● ACTIVITY
What you return must match the records word for word, except that images are dropped.

Entries from a dataset of interfaces:

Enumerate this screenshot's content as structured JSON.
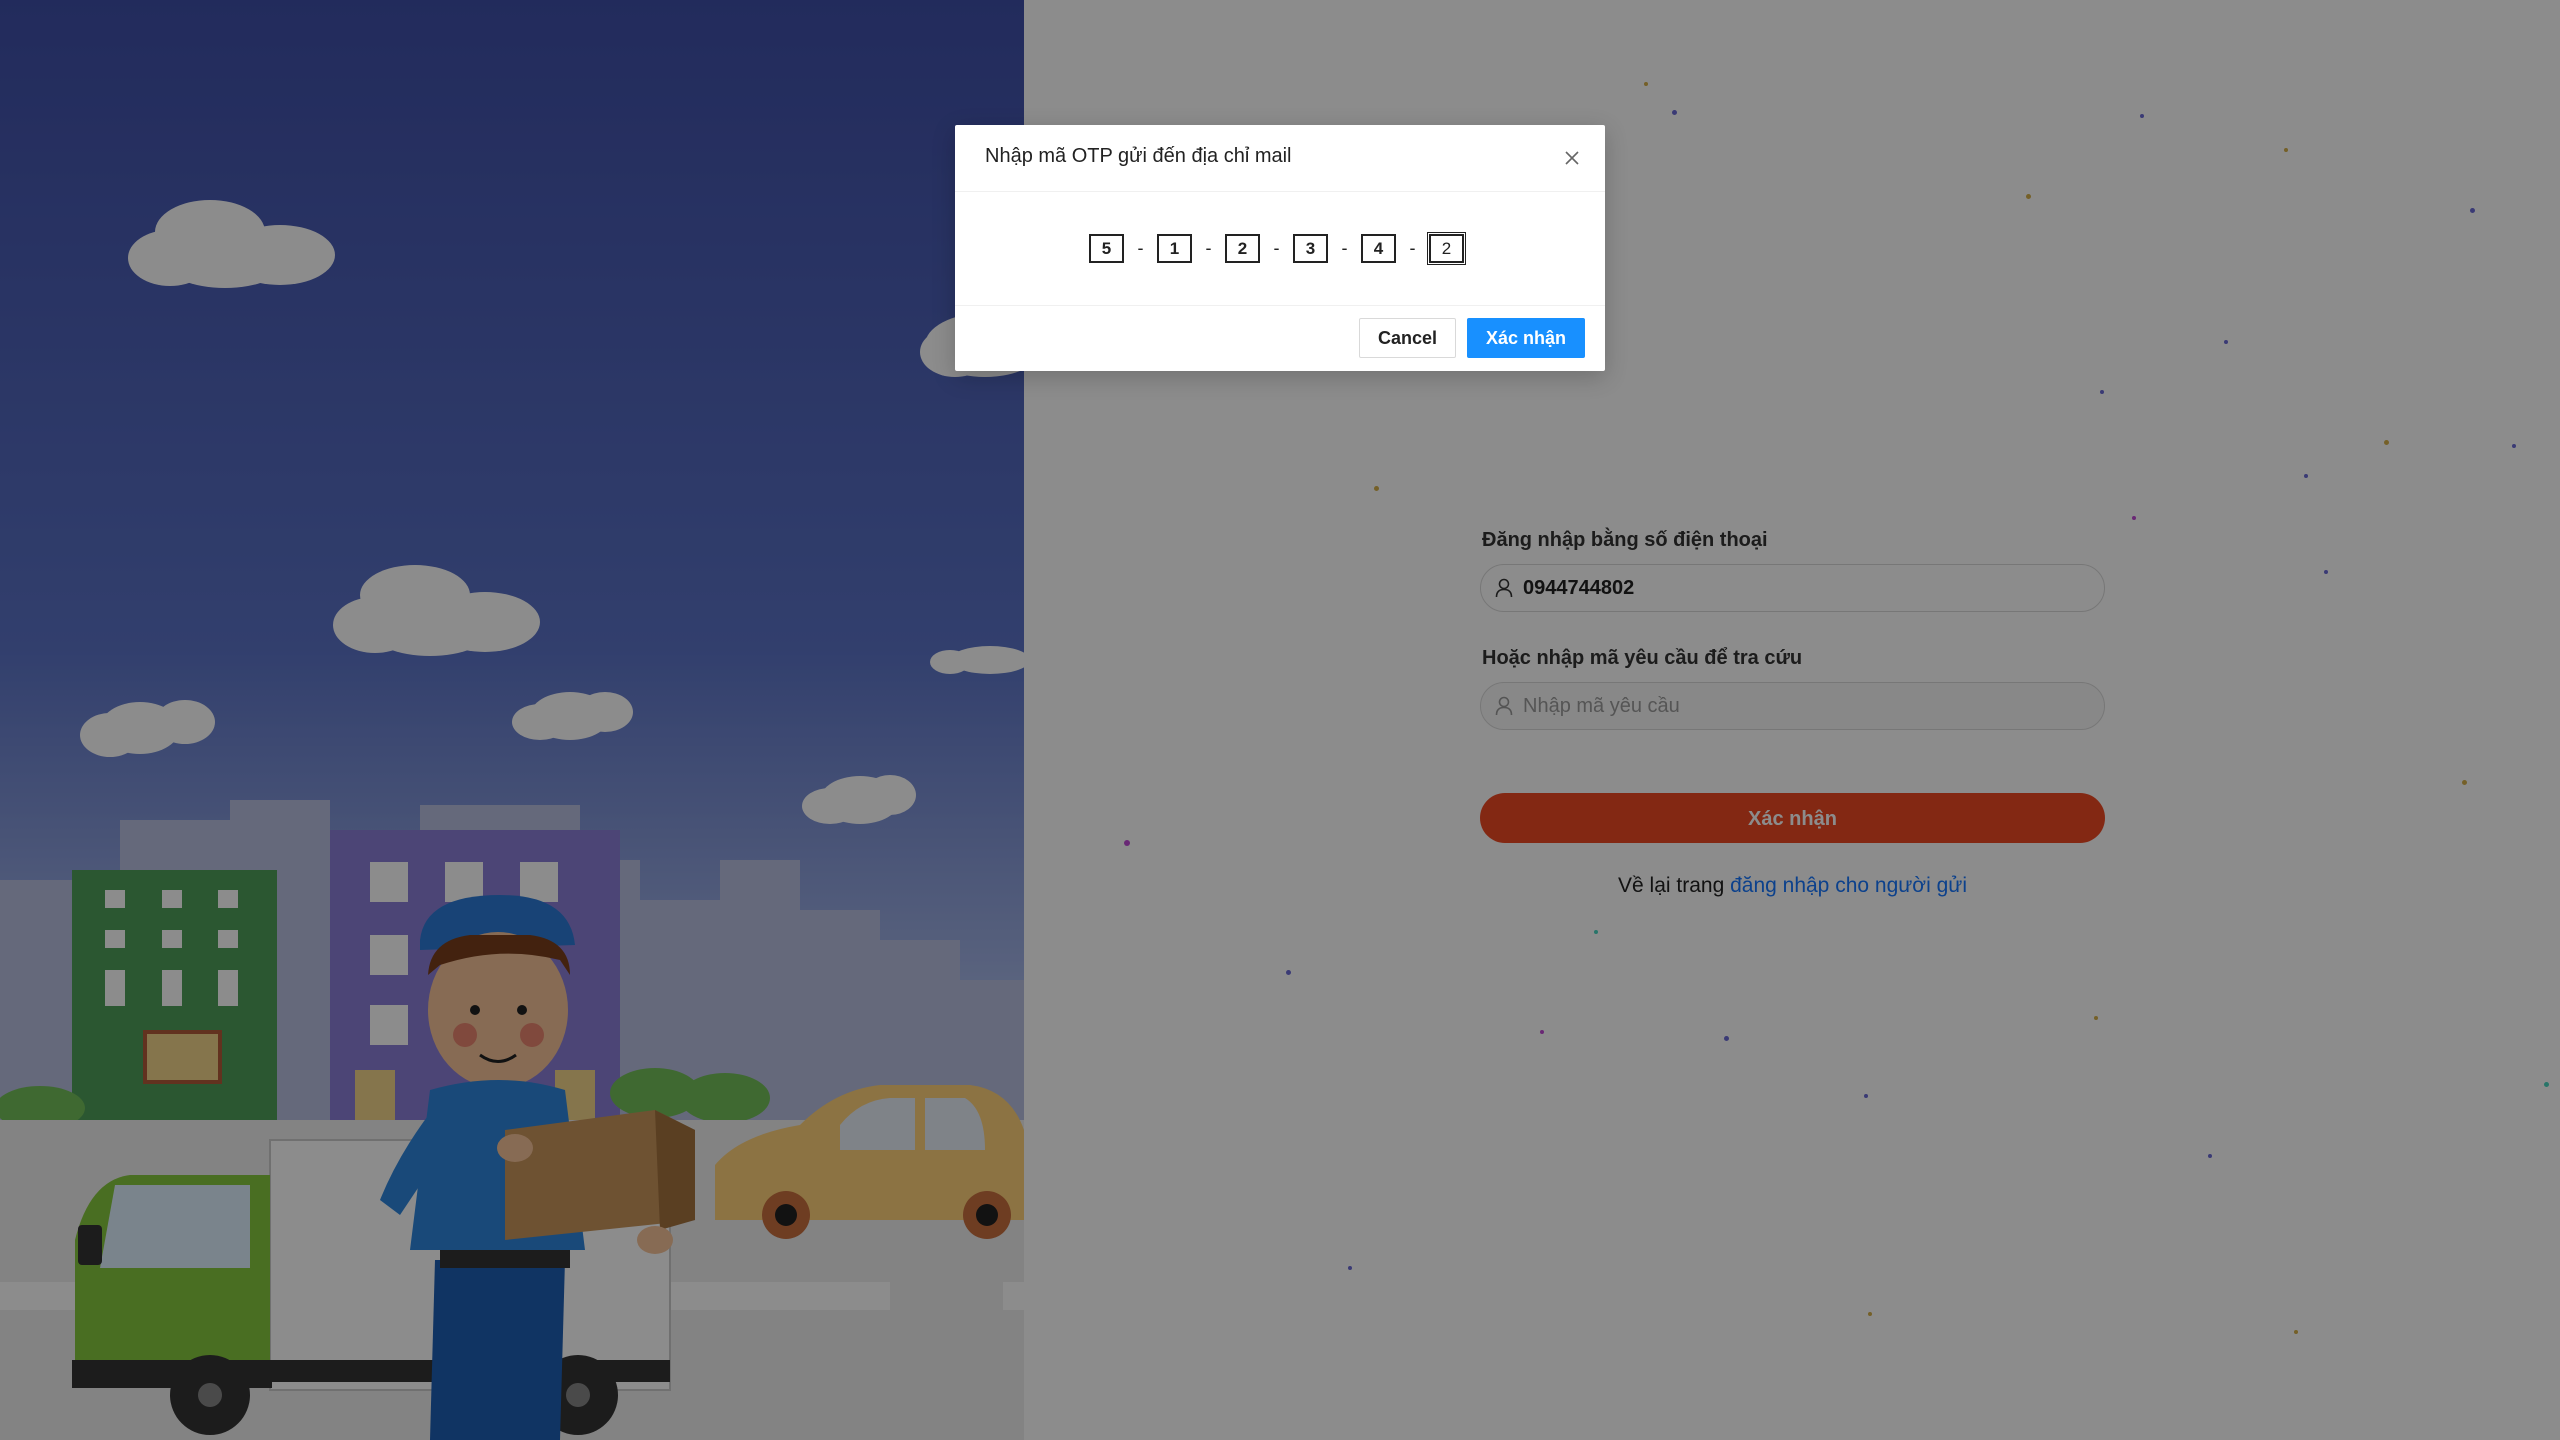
{
  "login": {
    "phone_label": "Đăng nhập bằng số điện thoại",
    "phone_value": "0944744802",
    "code_label": "Hoặc nhập mã yêu cầu để tra cứu",
    "code_placeholder": "Nhập mã yêu cầu",
    "submit_label": "Xác nhận",
    "back_prefix": "Về lại trang",
    "back_link": "đăng nhập cho người gửi"
  },
  "modal": {
    "title": "Nhập mã OTP gửi đến địa chỉ mail",
    "otp_digits": [
      "5",
      "1",
      "2",
      "3",
      "4",
      "2"
    ],
    "separator": "-",
    "cancel_label": "Cancel",
    "confirm_label": "Xác nhận"
  },
  "colors": {
    "primary": "#1890ff",
    "submit": "#ef4a24",
    "link": "#1677ff",
    "sky": "#3b4c93"
  },
  "icons": {
    "close": "close-icon",
    "user": "user-icon"
  }
}
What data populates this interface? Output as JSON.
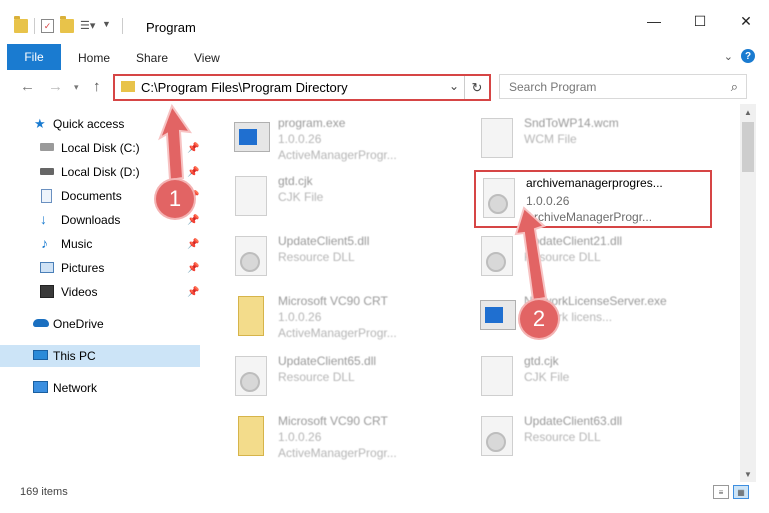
{
  "window": {
    "title": "Program"
  },
  "ribbon": {
    "tabs": [
      "File",
      "Home",
      "Share",
      "View"
    ]
  },
  "address": {
    "path": "C:\\Program Files\\Program Directory"
  },
  "search": {
    "placeholder": "Search Program"
  },
  "sidebar": {
    "items": [
      {
        "label": "Quick access",
        "icon": "star-icon",
        "pinned": false
      },
      {
        "label": "Local Disk (C:)",
        "icon": "drive-icon",
        "pinned": true
      },
      {
        "label": "Local Disk (D:)",
        "icon": "drive-icon",
        "pinned": true
      },
      {
        "label": "Documents",
        "icon": "documents-icon",
        "pinned": true
      },
      {
        "label": "Downloads",
        "icon": "download-icon",
        "pinned": true
      },
      {
        "label": "Music",
        "icon": "music-icon",
        "pinned": true
      },
      {
        "label": "Pictures",
        "icon": "pictures-icon",
        "pinned": true
      },
      {
        "label": "Videos",
        "icon": "videos-icon",
        "pinned": true
      },
      {
        "label": "OneDrive",
        "icon": "cloud-icon",
        "pinned": false
      },
      {
        "label": "This PC",
        "icon": "computer-icon",
        "pinned": false,
        "selected": true
      },
      {
        "label": "Network",
        "icon": "network-icon",
        "pinned": false
      }
    ]
  },
  "files": [
    {
      "name": "program.exe",
      "l1": "1.0.0.26",
      "l2": "ActiveManagerProgr...",
      "kind": "exe-setup"
    },
    {
      "name": "SndToWP14.wcm",
      "l1": "WCM File",
      "l2": "",
      "kind": "doc"
    },
    {
      "name": "gtd.cjk",
      "l1": "CJK File",
      "l2": "",
      "kind": "doc"
    },
    {
      "name": "archivemanagerprogres...",
      "l1": "1.0.0.26",
      "l2": "ArchiveManagerProgr...",
      "kind": "dll",
      "highlighted": true
    },
    {
      "name": "UpdateClient5.dll",
      "l1": "Resource DLL",
      "l2": "",
      "kind": "dll"
    },
    {
      "name": "UpdateClient21.dll",
      "l1": "Resource DLL",
      "l2": "",
      "kind": "dll"
    },
    {
      "name": "Microsoft VC90 CRT",
      "l1": "1.0.0.26",
      "l2": "ActiveManagerProgr...",
      "kind": "zip"
    },
    {
      "name": "NetworkLicenseServer.exe",
      "l1": "Network licens...",
      "l2": "",
      "kind": "exe"
    },
    {
      "name": "UpdateClient65.dll",
      "l1": "Resource DLL",
      "l2": "",
      "kind": "dll"
    },
    {
      "name": "gtd.cjk",
      "l1": "CJK File",
      "l2": "",
      "kind": "doc"
    },
    {
      "name": "Microsoft VC90 CRT",
      "l1": "1.0.0.26",
      "l2": "ActiveManagerProgr...",
      "kind": "zip"
    },
    {
      "name": "UpdateClient63.dll",
      "l1": "Resource DLL",
      "l2": "",
      "kind": "dll"
    }
  ],
  "status": {
    "count": "169 items"
  },
  "annotations": [
    {
      "number": "1"
    },
    {
      "number": "2"
    }
  ],
  "colors": {
    "accent": "#1a7bd0",
    "highlight": "#d64545",
    "badge": "#e26464"
  }
}
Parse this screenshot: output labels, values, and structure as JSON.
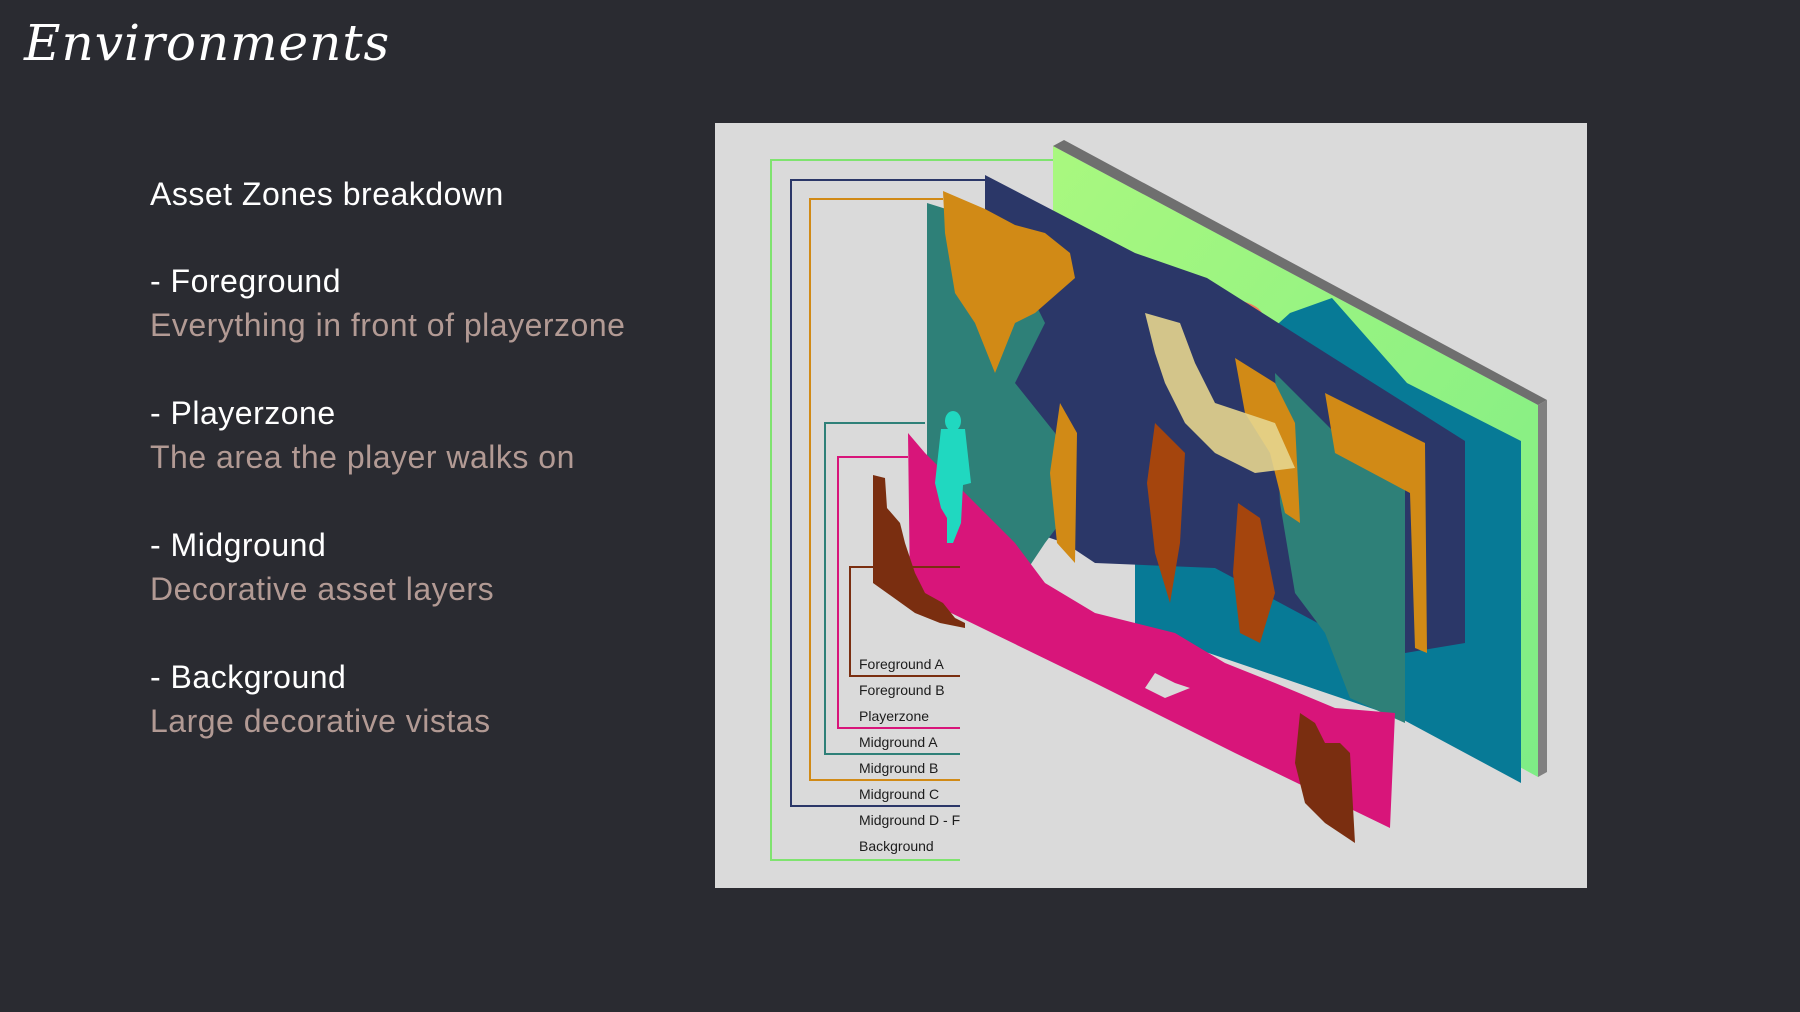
{
  "page": {
    "title": "Environments"
  },
  "panel": {
    "subtitle": "Asset Zones breakdown",
    "zones": [
      {
        "name": "- Foreground",
        "description": "Everything in front of playerzone"
      },
      {
        "name": "- Playerzone",
        "description": "The area the player walks on"
      },
      {
        "name": "- Midground",
        "description": "Decorative asset layers"
      },
      {
        "name": "- Background",
        "description": "Large decorative vistas"
      }
    ]
  },
  "diagram": {
    "layers": [
      {
        "label": "Foreground A",
        "color": "#7a2e10"
      },
      {
        "label": "Foreground B",
        "color": "#7a2e10"
      },
      {
        "label": "Playerzone",
        "color": "#d8157a"
      },
      {
        "label": "Midground A",
        "color": "#2e8078"
      },
      {
        "label": "Midground B",
        "color": "#d18a16"
      },
      {
        "label": "Midground C",
        "color": "#2b3768"
      },
      {
        "label": "Midground D - F",
        "color": "#077a96"
      },
      {
        "label": "Background",
        "color": "#7fe36f"
      }
    ]
  }
}
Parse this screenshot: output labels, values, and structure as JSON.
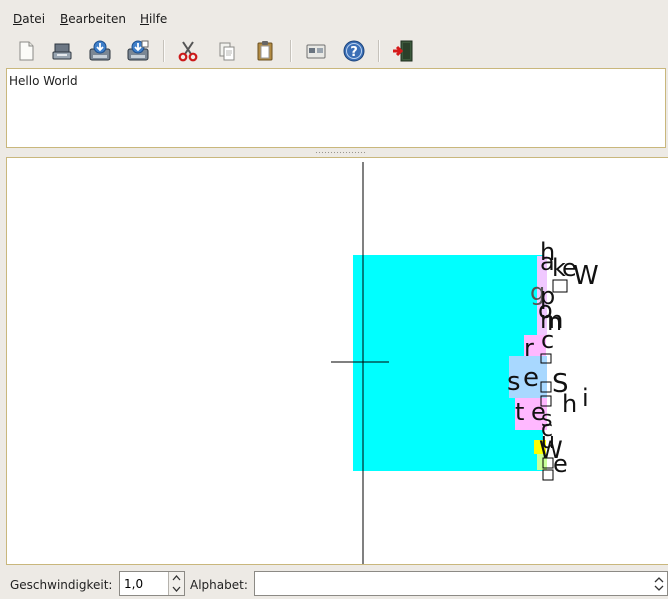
{
  "menubar": {
    "items": [
      {
        "mnemonic": "D",
        "rest": "atei"
      },
      {
        "mnemonic": "B",
        "rest": "earbeiten"
      },
      {
        "mnemonic": "H",
        "rest": "ilfe"
      }
    ]
  },
  "toolbar": {
    "icons": [
      "new-icon",
      "open-icon",
      "save-icon",
      "save-as-icon",
      "cut-icon",
      "copy-icon",
      "paste-icon",
      "properties-icon",
      "help-icon",
      "quit-icon"
    ]
  },
  "editor": {
    "text": "Hello World"
  },
  "canvas": {
    "letters": [
      "h",
      "a",
      "k",
      "e",
      "W",
      "g",
      "p",
      "o",
      "m",
      "n",
      "r",
      "c",
      "s",
      "e",
      "S",
      "h",
      "i",
      "t",
      "e",
      "s",
      "c",
      "u",
      "W",
      "e"
    ]
  },
  "status": {
    "speed_label": "Geschwindigkeit:",
    "speed_value": "1,0",
    "alphabet_label": "Alphabet:",
    "alphabet_value": ""
  }
}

● TASK OUTPUT
Enumerate this screenshot's content as structured JSON.
{
  "login": {
    "phone_label": "Đăng nhập bằng số điện thoại",
    "phone_value": "0944744802",
    "code_label": "Hoặc nhập mã yêu cầu để tra cứu",
    "code_placeholder": "Nhập mã yêu cầu",
    "submit_label": "Xác nhận",
    "back_prefix": "Về lại trang",
    "back_link": "đăng nhập cho người gửi"
  },
  "modal": {
    "title": "Nhập mã OTP gửi đến địa chỉ mail",
    "otp_digits": [
      "5",
      "1",
      "2",
      "3",
      "4",
      "2"
    ],
    "separator": "-",
    "cancel_label": "Cancel",
    "confirm_label": "Xác nhận"
  },
  "colors": {
    "primary": "#1890ff",
    "submit": "#ef4a24",
    "link": "#1677ff",
    "sky": "#3b4c93"
  },
  "icons": {
    "close": "close-icon",
    "user": "user-icon"
  }
}
What data populates this interface? Output as JSON.
{
  "window": {
    "title": "Program"
  },
  "ribbon": {
    "tabs": [
      "File",
      "Home",
      "Share",
      "View"
    ]
  },
  "address": {
    "path": "C:\\Program Files\\Program Directory"
  },
  "search": {
    "placeholder": "Search Program"
  },
  "sidebar": {
    "items": [
      {
        "label": "Quick access",
        "icon": "star-icon",
        "pinned": false
      },
      {
        "label": "Local Disk (C:)",
        "icon": "drive-icon",
        "pinned": true
      },
      {
        "label": "Local Disk (D:)",
        "icon": "drive-icon",
        "pinned": true
      },
      {
        "label": "Documents",
        "icon": "documents-icon",
        "pinned": true
      },
      {
        "label": "Downloads",
        "icon": "download-icon",
        "pinned": true
      },
      {
        "label": "Music",
        "icon": "music-icon",
        "pinned": true
      },
      {
        "label": "Pictures",
        "icon": "pictures-icon",
        "pinned": true
      },
      {
        "label": "Videos",
        "icon": "videos-icon",
        "pinned": true
      },
      {
        "label": "OneDrive",
        "icon": "cloud-icon",
        "pinned": false
      },
      {
        "label": "This PC",
        "icon": "computer-icon",
        "pinned": false,
        "selected": true
      },
      {
        "label": "Network",
        "icon": "network-icon",
        "pinned": false
      }
    ]
  },
  "files": [
    {
      "name": "program.exe",
      "l1": "1.0.0.26",
      "l2": "ActiveManagerProgr...",
      "kind": "exe-setup"
    },
    {
      "name": "SndToWP14.wcm",
      "l1": "WCM File",
      "l2": "",
      "kind": "doc"
    },
    {
      "name": "gtd.cjk",
      "l1": "CJK File",
      "l2": "",
      "kind": "doc"
    },
    {
      "name": "archivemanagerprogres...",
      "l1": "1.0.0.26",
      "l2": "ArchiveManagerProgr...",
      "kind": "dll",
      "highlighted": true
    },
    {
      "name": "UpdateClient5.dll",
      "l1": "Resource DLL",
      "l2": "",
      "kind": "dll"
    },
    {
      "name": "UpdateClient21.dll",
      "l1": "Resource DLL",
      "l2": "",
      "kind": "dll"
    },
    {
      "name": "Microsoft VC90 CRT",
      "l1": "1.0.0.26",
      "l2": "ActiveManagerProgr...",
      "kind": "zip"
    },
    {
      "name": "NetworkLicenseServer.exe",
      "l1": "Network licens...",
      "l2": "",
      "kind": "exe"
    },
    {
      "name": "UpdateClient65.dll",
      "l1": "Resource DLL",
      "l2": "",
      "kind": "dll"
    },
    {
      "name": "gtd.cjk",
      "l1": "CJK File",
      "l2": "",
      "kind": "doc"
    },
    {
      "name": "Microsoft VC90 CRT",
      "l1": "1.0.0.26",
      "l2": "ActiveManagerProgr...",
      "kind": "zip"
    },
    {
      "name": "UpdateClient63.dll",
      "l1": "Resource DLL",
      "l2": "",
      "kind": "dll"
    }
  ],
  "status": {
    "count": "169 items"
  },
  "annotations": [
    {
      "number": "1"
    },
    {
      "number": "2"
    }
  ],
  "colors": {
    "accent": "#1a7bd0",
    "highlight": "#d64545",
    "badge": "#e26464"
  }
}
Parse this screenshot: output labels, values, and structure as JSON.
{
  "page": {
    "title": "Environments"
  },
  "panel": {
    "subtitle": "Asset Zones breakdown",
    "zones": [
      {
        "name": "- Foreground",
        "description": "Everything in front of playerzone"
      },
      {
        "name": "- Playerzone",
        "description": "The area the player walks on"
      },
      {
        "name": "- Midground",
        "description": "Decorative asset layers"
      },
      {
        "name": "- Background",
        "description": "Large decorative vistas"
      }
    ]
  },
  "diagram": {
    "layers": [
      {
        "label": "Foreground A",
        "color": "#7a2e10"
      },
      {
        "label": "Foreground B",
        "color": "#7a2e10"
      },
      {
        "label": "Playerzone",
        "color": "#d8157a"
      },
      {
        "label": "Midground A",
        "color": "#2e8078"
      },
      {
        "label": "Midground B",
        "color": "#d18a16"
      },
      {
        "label": "Midground C",
        "color": "#2b3768"
      },
      {
        "label": "Midground D - F",
        "color": "#077a96"
      },
      {
        "label": "Background",
        "color": "#7fe36f"
      }
    ]
  }
}
Parse this screenshot: output labels, values, and structure as JSON.
{
  "menubar": {
    "items": [
      {
        "mnemonic": "D",
        "rest": "atei"
      },
      {
        "mnemonic": "B",
        "rest": "earbeiten"
      },
      {
        "mnemonic": "H",
        "rest": "ilfe"
      }
    ]
  },
  "toolbar": {
    "icons": [
      "new-icon",
      "open-icon",
      "save-icon",
      "save-as-icon",
      "cut-icon",
      "copy-icon",
      "paste-icon",
      "properties-icon",
      "help-icon",
      "quit-icon"
    ]
  },
  "editor": {
    "text": "Hello World"
  },
  "canvas": {
    "letters": [
      "h",
      "a",
      "k",
      "e",
      "W",
      "g",
      "p",
      "o",
      "m",
      "n",
      "r",
      "c",
      "s",
      "e",
      "S",
      "h",
      "i",
      "t",
      "e",
      "s",
      "c",
      "u",
      "W",
      "e"
    ]
  },
  "status": {
    "speed_label": "Geschwindigkeit:",
    "speed_value": "1,0",
    "alphabet_label": "Alphabet:",
    "alphabet_value": ""
  }
}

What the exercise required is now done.